[Dataset rows for apps and sites]
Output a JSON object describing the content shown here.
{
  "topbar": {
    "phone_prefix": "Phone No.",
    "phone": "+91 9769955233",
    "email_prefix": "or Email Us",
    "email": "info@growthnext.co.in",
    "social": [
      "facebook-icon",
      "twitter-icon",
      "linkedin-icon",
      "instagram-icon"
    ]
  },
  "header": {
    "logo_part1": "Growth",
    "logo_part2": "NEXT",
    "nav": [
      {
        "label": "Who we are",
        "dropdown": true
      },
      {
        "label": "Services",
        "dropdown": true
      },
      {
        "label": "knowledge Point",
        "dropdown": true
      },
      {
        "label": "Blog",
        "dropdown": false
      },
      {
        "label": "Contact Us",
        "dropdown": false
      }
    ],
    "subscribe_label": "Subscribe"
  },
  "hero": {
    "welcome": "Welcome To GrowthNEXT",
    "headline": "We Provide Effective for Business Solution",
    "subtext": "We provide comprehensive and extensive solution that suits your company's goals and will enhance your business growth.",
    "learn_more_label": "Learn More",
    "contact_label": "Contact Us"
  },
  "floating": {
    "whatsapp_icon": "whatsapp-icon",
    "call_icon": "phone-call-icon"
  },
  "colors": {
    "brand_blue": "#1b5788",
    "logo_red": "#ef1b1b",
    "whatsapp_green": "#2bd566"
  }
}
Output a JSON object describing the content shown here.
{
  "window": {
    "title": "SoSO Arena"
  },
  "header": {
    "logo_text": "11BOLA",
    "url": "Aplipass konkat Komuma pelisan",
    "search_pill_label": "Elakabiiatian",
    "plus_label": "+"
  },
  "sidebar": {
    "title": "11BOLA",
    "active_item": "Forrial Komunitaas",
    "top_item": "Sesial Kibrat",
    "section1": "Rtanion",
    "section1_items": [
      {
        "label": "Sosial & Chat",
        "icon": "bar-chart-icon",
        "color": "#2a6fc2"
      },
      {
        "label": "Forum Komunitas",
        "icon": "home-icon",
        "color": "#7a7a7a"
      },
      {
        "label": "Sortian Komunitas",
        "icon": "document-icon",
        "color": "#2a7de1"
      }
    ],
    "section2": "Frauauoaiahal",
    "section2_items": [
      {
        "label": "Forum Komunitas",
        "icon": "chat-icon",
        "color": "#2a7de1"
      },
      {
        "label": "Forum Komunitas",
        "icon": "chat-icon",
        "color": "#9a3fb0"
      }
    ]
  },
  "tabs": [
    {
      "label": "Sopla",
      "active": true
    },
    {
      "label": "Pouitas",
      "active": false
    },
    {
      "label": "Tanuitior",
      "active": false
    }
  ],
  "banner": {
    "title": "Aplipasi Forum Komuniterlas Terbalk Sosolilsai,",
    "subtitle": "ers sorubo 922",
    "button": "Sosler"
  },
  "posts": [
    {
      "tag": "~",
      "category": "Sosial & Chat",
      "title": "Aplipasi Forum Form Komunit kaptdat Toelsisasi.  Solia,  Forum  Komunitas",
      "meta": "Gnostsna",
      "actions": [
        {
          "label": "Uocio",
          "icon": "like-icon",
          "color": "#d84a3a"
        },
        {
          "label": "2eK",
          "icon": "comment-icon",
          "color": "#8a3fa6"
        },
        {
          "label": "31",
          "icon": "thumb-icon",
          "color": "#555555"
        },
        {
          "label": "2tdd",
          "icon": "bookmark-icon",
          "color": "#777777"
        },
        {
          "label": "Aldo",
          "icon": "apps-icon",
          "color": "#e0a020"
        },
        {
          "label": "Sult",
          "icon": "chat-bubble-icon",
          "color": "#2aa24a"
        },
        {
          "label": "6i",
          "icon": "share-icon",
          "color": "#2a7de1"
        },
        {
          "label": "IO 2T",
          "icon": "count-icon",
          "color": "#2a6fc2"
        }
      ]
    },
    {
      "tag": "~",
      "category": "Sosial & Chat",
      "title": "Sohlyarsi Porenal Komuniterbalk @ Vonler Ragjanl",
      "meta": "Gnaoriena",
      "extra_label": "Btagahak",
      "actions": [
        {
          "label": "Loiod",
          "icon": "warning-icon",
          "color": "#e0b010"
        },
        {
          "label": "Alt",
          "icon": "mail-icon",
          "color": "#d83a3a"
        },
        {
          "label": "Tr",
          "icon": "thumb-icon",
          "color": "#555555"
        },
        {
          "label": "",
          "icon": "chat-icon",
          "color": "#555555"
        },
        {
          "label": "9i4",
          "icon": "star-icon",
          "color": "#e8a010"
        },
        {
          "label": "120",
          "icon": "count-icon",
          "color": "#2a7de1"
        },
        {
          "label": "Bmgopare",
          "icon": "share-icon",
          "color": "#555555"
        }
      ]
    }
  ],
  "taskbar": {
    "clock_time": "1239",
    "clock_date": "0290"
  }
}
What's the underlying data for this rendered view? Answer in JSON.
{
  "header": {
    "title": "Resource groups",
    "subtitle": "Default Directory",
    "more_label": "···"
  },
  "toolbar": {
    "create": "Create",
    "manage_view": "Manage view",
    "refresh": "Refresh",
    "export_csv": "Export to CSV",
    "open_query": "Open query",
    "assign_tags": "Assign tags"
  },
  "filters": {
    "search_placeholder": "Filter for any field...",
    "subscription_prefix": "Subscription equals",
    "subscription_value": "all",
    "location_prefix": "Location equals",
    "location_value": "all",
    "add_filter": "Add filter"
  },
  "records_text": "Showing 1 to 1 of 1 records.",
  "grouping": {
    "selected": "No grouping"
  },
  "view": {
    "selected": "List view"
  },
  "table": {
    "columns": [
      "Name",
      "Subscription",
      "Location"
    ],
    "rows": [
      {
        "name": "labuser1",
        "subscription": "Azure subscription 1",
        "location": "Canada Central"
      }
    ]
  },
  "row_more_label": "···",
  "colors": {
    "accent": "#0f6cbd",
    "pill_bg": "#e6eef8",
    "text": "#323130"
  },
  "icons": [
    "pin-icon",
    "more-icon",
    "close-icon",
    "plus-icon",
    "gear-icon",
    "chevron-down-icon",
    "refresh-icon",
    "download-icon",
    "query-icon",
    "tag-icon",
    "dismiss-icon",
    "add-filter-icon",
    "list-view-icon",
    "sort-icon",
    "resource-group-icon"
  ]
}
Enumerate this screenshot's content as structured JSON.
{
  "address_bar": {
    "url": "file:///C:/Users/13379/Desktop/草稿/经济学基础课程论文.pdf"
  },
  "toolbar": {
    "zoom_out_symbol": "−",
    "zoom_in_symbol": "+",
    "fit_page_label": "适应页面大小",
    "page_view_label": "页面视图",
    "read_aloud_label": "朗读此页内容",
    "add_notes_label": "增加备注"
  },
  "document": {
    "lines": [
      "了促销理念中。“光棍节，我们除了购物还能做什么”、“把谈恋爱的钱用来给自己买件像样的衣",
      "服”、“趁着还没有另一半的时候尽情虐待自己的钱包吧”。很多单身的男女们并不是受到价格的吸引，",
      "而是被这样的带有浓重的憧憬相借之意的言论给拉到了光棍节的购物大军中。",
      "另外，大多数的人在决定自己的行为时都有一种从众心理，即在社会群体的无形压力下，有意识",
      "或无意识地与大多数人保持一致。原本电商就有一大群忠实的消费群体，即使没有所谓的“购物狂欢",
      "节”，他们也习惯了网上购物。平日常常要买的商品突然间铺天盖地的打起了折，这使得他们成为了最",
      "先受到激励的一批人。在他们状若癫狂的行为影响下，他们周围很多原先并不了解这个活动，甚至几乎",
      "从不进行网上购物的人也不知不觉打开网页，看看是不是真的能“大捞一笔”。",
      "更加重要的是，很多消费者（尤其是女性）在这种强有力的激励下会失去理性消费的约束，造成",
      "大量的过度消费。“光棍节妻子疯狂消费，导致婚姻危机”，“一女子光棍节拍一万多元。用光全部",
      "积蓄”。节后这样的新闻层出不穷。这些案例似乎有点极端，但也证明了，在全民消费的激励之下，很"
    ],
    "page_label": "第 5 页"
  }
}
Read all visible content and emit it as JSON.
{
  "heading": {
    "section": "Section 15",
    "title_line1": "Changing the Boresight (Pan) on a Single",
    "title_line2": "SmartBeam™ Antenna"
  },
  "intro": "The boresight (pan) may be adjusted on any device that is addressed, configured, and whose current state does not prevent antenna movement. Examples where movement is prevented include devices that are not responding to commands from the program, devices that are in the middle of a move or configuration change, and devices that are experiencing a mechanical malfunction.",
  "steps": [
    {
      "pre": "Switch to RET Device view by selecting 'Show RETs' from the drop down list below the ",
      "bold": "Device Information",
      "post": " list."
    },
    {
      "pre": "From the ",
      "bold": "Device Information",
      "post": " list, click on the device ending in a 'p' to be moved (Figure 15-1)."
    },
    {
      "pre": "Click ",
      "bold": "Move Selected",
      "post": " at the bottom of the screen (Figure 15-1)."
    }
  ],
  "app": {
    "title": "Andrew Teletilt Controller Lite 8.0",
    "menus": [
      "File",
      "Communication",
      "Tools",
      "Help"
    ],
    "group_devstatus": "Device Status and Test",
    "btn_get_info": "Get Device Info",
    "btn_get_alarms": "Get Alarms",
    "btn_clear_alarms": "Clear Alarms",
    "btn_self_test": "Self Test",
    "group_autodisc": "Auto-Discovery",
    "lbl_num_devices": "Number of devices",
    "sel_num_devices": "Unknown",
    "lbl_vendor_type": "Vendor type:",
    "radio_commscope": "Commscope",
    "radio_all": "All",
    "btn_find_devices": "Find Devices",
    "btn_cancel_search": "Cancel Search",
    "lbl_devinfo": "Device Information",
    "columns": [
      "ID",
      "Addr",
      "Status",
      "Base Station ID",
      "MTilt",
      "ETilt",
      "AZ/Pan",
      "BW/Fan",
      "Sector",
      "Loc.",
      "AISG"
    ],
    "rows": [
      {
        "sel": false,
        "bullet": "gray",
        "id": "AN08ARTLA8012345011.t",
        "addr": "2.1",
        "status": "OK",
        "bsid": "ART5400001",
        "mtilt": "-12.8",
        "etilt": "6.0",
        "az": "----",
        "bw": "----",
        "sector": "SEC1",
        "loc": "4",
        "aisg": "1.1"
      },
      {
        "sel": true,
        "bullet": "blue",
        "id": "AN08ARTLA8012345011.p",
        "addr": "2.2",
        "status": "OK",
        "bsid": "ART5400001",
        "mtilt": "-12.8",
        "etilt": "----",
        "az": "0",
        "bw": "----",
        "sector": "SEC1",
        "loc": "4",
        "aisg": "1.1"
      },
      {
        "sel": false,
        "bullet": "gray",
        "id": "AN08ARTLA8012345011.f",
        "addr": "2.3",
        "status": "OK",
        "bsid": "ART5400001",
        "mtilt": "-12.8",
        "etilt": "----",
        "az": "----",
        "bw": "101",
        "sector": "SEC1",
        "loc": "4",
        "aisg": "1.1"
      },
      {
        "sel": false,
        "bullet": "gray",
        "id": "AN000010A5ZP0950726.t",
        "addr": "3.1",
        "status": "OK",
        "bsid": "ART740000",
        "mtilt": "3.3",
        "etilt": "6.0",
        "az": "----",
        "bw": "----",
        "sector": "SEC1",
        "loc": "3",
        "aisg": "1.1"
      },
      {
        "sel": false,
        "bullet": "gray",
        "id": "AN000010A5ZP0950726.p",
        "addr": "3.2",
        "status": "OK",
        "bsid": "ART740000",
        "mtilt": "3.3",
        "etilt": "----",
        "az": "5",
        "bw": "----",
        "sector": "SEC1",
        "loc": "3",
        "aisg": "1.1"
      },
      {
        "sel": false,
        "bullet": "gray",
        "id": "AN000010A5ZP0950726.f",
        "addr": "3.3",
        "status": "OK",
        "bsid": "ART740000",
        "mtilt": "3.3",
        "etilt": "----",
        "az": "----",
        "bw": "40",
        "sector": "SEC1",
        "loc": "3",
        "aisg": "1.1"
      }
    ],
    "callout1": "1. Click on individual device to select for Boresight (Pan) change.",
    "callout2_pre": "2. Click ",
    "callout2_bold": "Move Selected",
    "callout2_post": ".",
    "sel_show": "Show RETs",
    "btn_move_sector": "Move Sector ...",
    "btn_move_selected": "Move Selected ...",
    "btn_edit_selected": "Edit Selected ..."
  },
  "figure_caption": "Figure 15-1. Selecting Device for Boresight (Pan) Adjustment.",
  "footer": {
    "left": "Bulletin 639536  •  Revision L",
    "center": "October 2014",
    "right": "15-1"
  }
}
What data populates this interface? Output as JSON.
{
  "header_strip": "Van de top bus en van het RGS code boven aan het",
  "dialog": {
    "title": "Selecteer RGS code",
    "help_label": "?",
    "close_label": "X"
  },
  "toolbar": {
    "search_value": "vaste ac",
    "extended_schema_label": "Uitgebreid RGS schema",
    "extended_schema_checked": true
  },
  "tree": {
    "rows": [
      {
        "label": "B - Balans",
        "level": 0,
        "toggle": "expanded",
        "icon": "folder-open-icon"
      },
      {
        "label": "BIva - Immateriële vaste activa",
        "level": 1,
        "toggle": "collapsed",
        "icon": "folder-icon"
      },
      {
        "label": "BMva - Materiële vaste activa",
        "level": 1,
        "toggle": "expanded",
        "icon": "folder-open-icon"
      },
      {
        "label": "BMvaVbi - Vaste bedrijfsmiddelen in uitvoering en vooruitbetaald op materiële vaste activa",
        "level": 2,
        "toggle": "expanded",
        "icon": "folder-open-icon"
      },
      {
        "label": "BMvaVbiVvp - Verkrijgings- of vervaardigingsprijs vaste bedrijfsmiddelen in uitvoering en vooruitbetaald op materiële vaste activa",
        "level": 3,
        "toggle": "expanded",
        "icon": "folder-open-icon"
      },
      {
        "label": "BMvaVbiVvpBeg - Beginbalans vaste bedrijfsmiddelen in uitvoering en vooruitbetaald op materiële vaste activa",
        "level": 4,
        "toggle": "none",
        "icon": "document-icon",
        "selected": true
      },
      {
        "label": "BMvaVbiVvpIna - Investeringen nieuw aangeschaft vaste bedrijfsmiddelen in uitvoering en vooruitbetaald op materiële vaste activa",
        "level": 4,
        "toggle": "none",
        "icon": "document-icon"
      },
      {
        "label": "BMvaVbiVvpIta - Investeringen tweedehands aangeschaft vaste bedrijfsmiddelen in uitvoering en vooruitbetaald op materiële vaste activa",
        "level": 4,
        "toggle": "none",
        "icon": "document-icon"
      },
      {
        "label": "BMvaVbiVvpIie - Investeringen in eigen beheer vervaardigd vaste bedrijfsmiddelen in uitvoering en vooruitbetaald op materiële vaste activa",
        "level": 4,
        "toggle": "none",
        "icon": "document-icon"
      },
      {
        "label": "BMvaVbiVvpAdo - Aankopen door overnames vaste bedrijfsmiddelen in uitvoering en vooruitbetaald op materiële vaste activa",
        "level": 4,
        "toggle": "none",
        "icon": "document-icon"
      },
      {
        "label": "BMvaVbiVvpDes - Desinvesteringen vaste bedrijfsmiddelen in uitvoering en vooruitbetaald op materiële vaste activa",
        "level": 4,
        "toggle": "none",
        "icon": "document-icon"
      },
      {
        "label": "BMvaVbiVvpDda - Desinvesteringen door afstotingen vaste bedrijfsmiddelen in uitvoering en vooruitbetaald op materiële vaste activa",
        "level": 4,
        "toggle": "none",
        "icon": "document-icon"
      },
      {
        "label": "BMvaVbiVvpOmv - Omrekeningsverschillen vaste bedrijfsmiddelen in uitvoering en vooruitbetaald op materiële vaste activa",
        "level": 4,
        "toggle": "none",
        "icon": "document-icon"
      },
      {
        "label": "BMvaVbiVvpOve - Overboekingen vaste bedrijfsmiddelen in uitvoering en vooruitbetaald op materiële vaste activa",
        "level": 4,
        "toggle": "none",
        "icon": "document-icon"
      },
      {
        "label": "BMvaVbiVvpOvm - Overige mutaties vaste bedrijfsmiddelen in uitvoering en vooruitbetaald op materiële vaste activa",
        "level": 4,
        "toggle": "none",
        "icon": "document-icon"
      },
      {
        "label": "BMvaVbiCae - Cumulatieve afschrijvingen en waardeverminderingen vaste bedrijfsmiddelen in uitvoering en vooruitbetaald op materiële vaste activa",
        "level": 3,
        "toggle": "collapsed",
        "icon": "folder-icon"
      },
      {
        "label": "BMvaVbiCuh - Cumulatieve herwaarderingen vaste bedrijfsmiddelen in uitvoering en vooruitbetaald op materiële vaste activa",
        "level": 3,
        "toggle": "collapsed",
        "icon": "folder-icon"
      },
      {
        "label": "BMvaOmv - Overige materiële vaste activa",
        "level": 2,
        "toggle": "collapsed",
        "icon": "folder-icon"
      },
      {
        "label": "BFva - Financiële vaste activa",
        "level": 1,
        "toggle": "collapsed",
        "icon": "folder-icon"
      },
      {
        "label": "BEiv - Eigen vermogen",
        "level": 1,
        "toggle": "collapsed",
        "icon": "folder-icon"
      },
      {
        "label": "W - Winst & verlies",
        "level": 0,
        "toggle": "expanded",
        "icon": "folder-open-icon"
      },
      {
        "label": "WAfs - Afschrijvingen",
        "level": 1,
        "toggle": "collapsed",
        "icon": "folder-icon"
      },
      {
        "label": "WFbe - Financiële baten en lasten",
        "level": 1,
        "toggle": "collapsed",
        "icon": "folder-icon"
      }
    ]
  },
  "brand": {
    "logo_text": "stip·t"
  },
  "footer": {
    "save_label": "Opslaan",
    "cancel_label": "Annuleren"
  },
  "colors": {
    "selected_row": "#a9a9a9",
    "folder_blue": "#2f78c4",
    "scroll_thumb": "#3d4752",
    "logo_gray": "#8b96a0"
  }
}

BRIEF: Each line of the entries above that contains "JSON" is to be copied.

PROBLEM SOLUTION:
Output a JSON object describing the content shown here.
Output a JSON object describing the content shown here.
What's the underlying data for this rendered view? Answer in JSON.
Enumerate this screenshot's content as structured JSON.
Read all visible content and emit it as JSON.
What data populates this interface? Output as JSON.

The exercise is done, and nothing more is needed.